National Monetary Council The ﬁnance and planning ministries and the president of the Central Bank are the main members of the National Monetary Council. The CMN is the main rule-making, or normative, agency of the ﬁnancial system and regulates the constitution and functioning and supervision of ﬁnancial institutions. It has no executive function. The CMN is also responsible for establishing the inﬂation target to be pursued by the Central Bank. The inﬂation targets are established two years in advance and may be revised in the year before which the target takes effect. For instance, in June 2008 the CMN conﬁrmed the inﬂation target for 2008 and deﬁned the target for 2009, both at 4.5% with a range of Ϯ2.0%.
Central Bank of Brazil The Central Bank was created in 1965 and is a federal agency, ofﬁcially part of the national ﬁnancial system. Although the CMN is the principal normative body, the Central Bank carries out executive functions for the ﬁnancial system. It is responsible for ensuring compliance with the CMN’s directives and decisions regarding monetary policy and the exchange rate system and for monitoring and
• Investing in Bric Countries

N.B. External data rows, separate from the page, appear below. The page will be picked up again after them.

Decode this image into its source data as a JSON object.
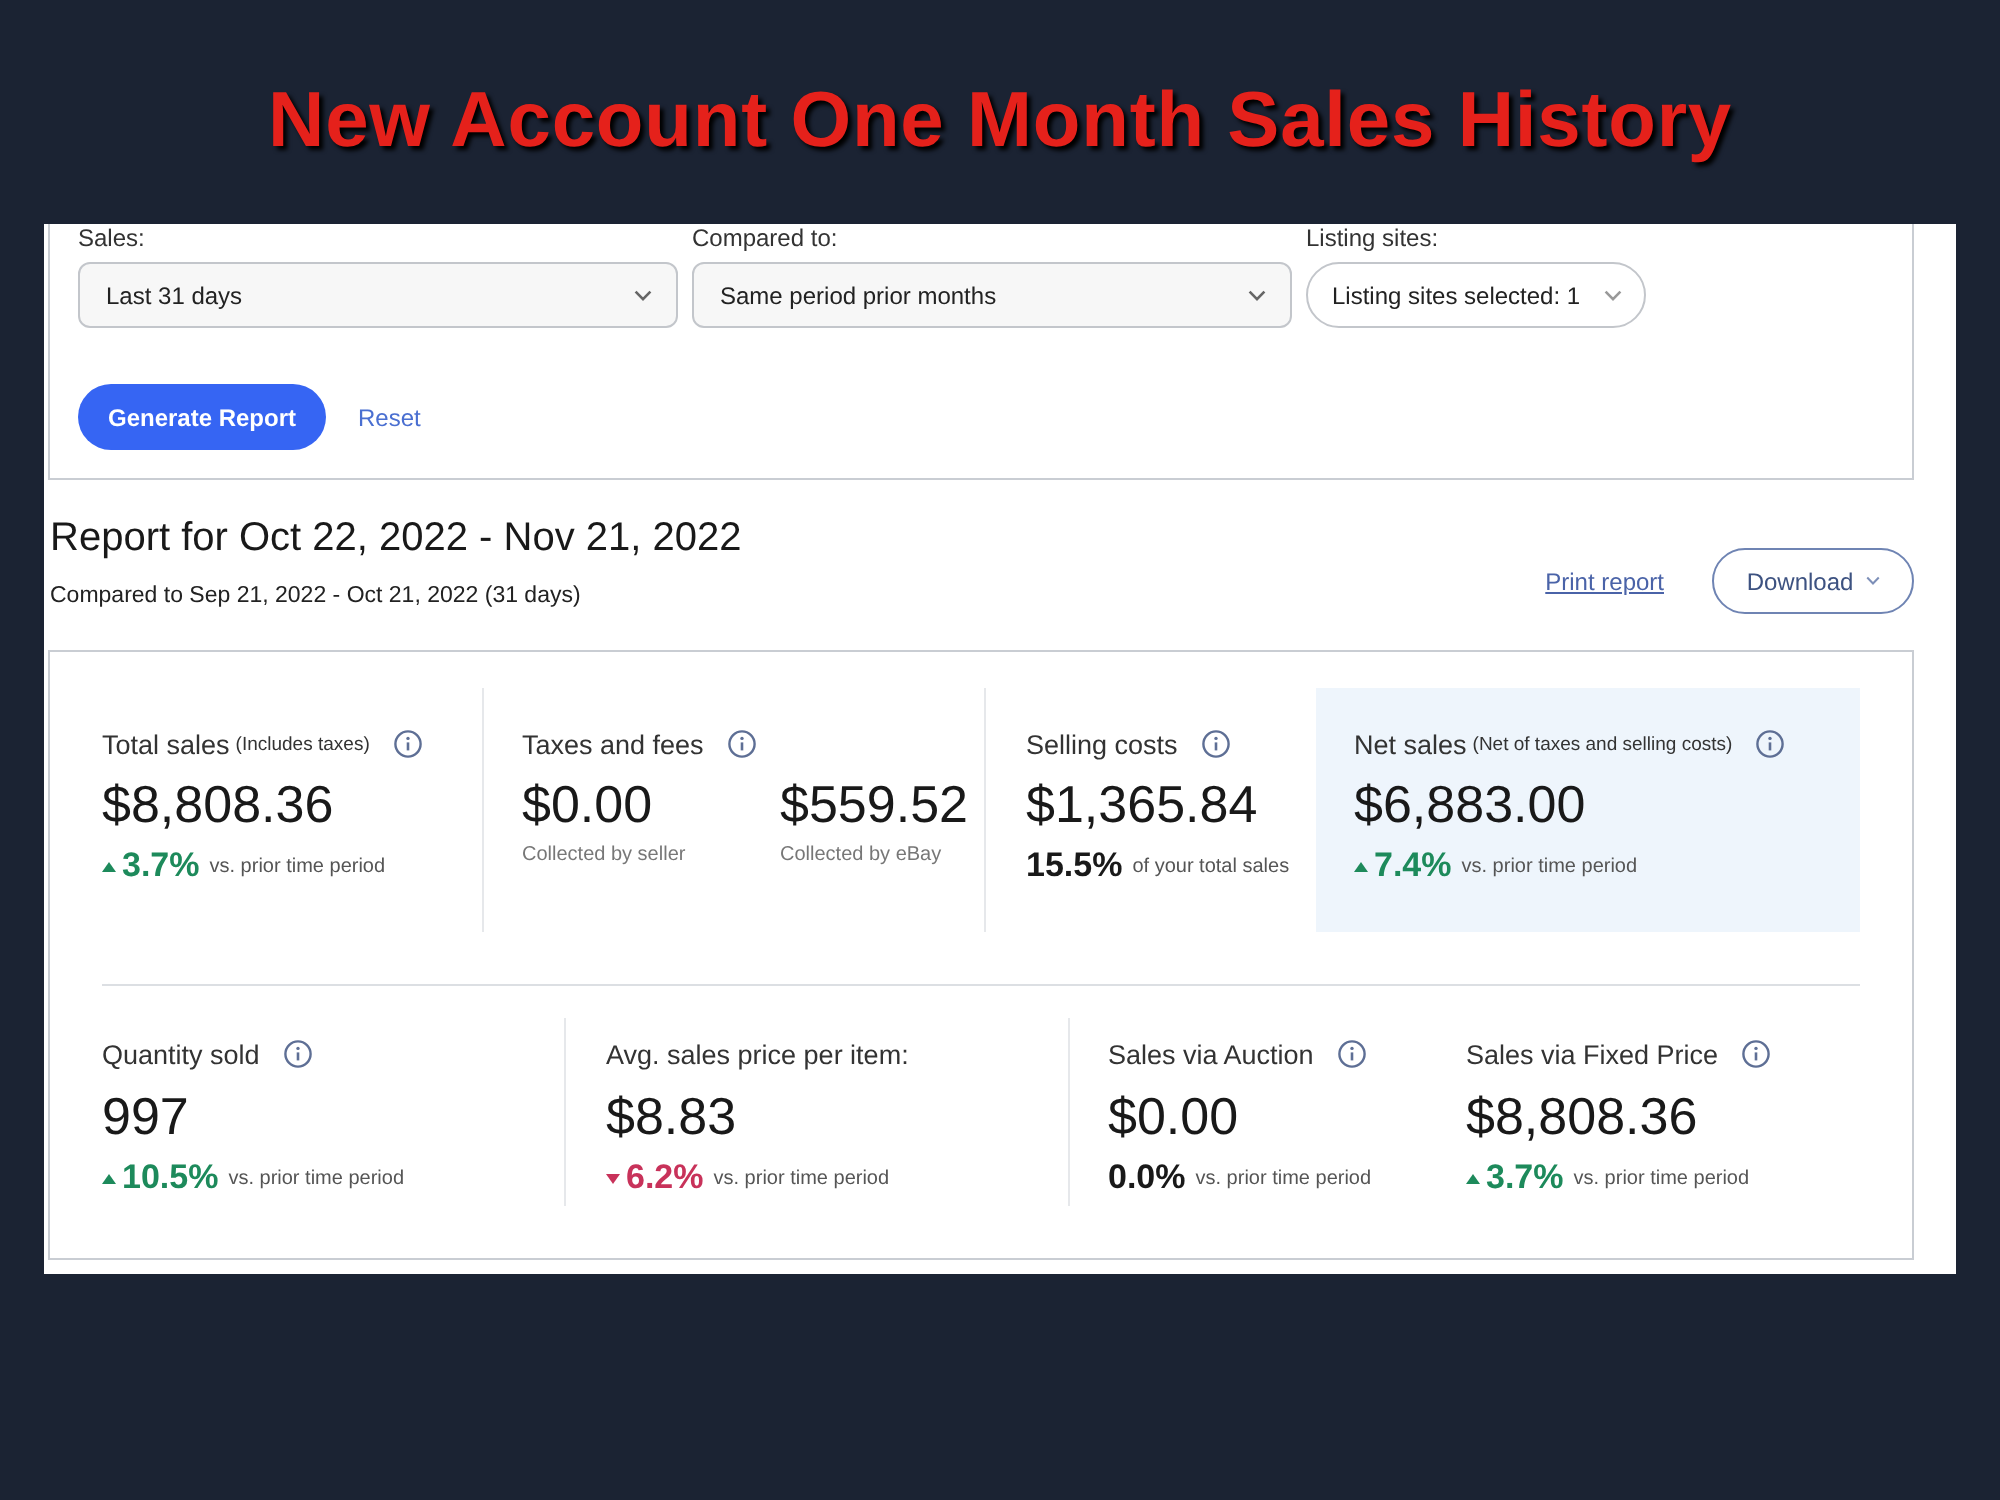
{
  "headline": "New Account One Month Sales History",
  "filters": [
    {
      "label": "Sales:",
      "value": "Last 31 days",
      "kind": "select"
    },
    {
      "label": "Compared to:",
      "value": "Same period prior months",
      "kind": "select"
    },
    {
      "label": "Listing sites:",
      "value": "Listing sites selected: 1",
      "kind": "pill"
    }
  ],
  "actions": [
    {
      "label": "Generate Report",
      "kind": "primary"
    },
    {
      "label": "Reset",
      "kind": "link"
    }
  ],
  "report": {
    "heading": "Report for Oct 22, 2022 - Nov 21, 2022",
    "comparison": "Compared to Sep 21, 2022 - Oct 21, 2022 (31 days)",
    "tools": [
      {
        "label": "Print report",
        "kind": "link"
      },
      {
        "label": "Download",
        "kind": "menu"
      }
    ]
  },
  "metrics_card": {
    "rows": [
      {
        "metrics": [
          {
            "label": "Total sales",
            "qualifier": "(Includes taxes)",
            "info": true,
            "highlighted": false,
            "values": [
              {
                "amount": "$8,808.36"
              }
            ],
            "change": {
              "kind": "increase",
              "value": "3.7%",
              "note": "vs. prior time period"
            }
          },
          {
            "label": "Taxes and fees",
            "info": true,
            "highlighted": false,
            "values": [
              {
                "amount": "$0.00",
                "caption": "Collected by seller"
              },
              {
                "amount": "$559.52",
                "caption": "Collected by eBay"
              }
            ]
          },
          {
            "label": "Selling costs",
            "info": true,
            "highlighted": false,
            "values": [
              {
                "amount": "$1,365.84"
              }
            ],
            "change": {
              "kind": "neutral",
              "value": "15.5%",
              "note": "of your total sales"
            }
          },
          {
            "label": "Net sales",
            "qualifier": "(Net of taxes and selling costs)",
            "info": true,
            "highlighted": true,
            "values": [
              {
                "amount": "$6,883.00"
              }
            ],
            "change": {
              "kind": "increase",
              "value": "7.4%",
              "note": "vs. prior time period"
            }
          }
        ]
      },
      {
        "metrics": [
          {
            "label": "Quantity sold",
            "info": true,
            "highlighted": false,
            "values": [
              {
                "amount": "997"
              }
            ],
            "change": {
              "kind": "increase",
              "value": "10.5%",
              "note": "vs. prior time period"
            }
          },
          {
            "label": "Avg. sales price per item:",
            "info": false,
            "highlighted": false,
            "values": [
              {
                "amount": "$8.83"
              }
            ],
            "change": {
              "kind": "decrease",
              "value": "6.2%",
              "note": "vs. prior time period"
            }
          },
          {
            "label": "Sales via Auction",
            "info": true,
            "highlighted": false,
            "values": [
              {
                "amount": "$0.00"
              }
            ],
            "change": {
              "kind": "neutral",
              "value": "0.0%",
              "note": "vs. prior time period"
            }
          },
          {
            "label": "Sales via Fixed Price",
            "info": true,
            "highlighted": false,
            "values": [
              {
                "amount": "$8,808.36"
              }
            ],
            "change": {
              "kind": "increase",
              "value": "3.7%",
              "note": "vs. prior time period"
            }
          }
        ]
      }
    ]
  }
}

enforcing the activities of ﬁnancial institutions. The main goal of the Central Bank is to ensure the stability of the purchasing power of the currency and the soundness of the national ﬁnancial system; those goals currently are being pursued by means of an inﬂation-targeting policy. Both the president and the directors of the Central Bank are appointed by Brazil’s president and must be approved by the full Senate. Since the implementation of the Real Plan, the president and directors of the Central Bank have operated with strong autonomy, especially in the management of monetary policy. However, there is no law guaranteeing formal autonomy, and the directors do not have ﬁxed mandates. Some important functions of the Central Bank are • Managing monetary policy to meet the inﬂation target • Managing international reserves, including both decisions to buy and sell dollars in the market and decisions on investment policies • Organizing, regulating, and supervising the national ﬁnancial system The Central Bank regulates the national ﬁnancial system, grants authorization, and provides regulation for the functioning of ﬁnancial institutions. The supervisory activity may be performed directly or indirectly. Direct supervision is done by technical teams in the Central Bank’s regional ofﬁces. Indirect supervision consists of monitoring, through a computer system, ﬁnancial institutions and conglomerates regardless of the demand for such supervision. In the middle of the 1980s the creation of Sisbacen, an information system, established electronic communication between ﬁnancial institutions and the Central Bank. All transactions made by ﬁnancial institutions are registered within Sisbacen, facilitating the Central Bank’s supervision of the whole ﬁnancial system.